Local nan Rose Carey isn’t exactly known for her good taste in furniture and knick knacks, though there is one ornament that really takes the cake.
Her ceramic blue dolphin sculpture.
Nestled on top of slightly stained tea doily, the sculpture is said to be the centrepiece of the living room and is often an object of fascination to her youngest grandchildren, who are both transfixed and repulsed by the unsightly object.
Rose’s daughter, Elaine, reports that she’d attempted to coax her mother into getting rid of the statue for years but that she was ‘uncharacteristically stubborn about keeping it.’
This comes after successfully encouraging her grandparents to replace all the velour cornice curtain boards, and removing the weird cabinet full of mismatched china teacups and souvenirs from holidays they went on fifty years ago.
Chatting to our reporter over a plate of crustless ham and cheese sandwiches, Elaine reveals that no one in the family can place the providence of the dolphin sculpture.
“I swear it just appeared in the living room one day”, says Elaine, “we asked her where she got it from and she didn’t know.”
“I’m guessing she picked it up at the markets? At the reject shop? Who knows.”

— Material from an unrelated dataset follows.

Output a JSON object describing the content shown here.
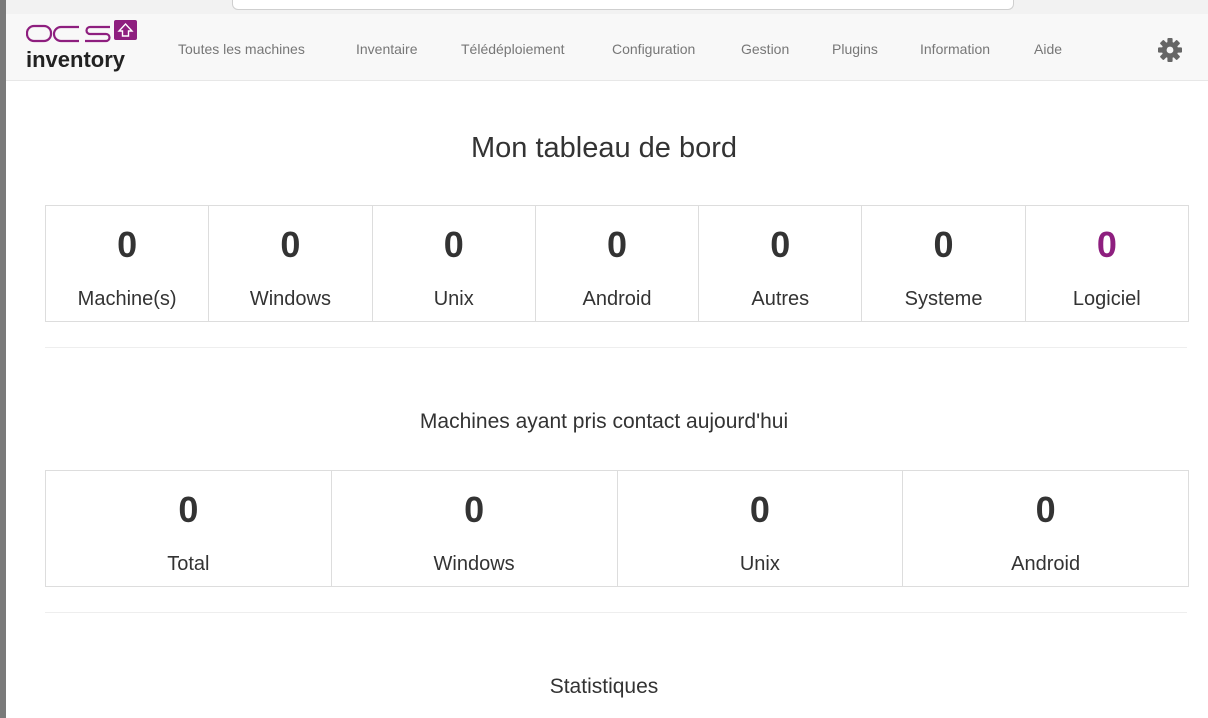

Her youngest son Michael adds that “his friend’s nan had the same sculpture too.”
“We hired some experts to try and figure out where it came from, when we were sussing out her will. No one knows. Not even the archaeologists”
“Dunno, seems kind of spooky.”
More to come.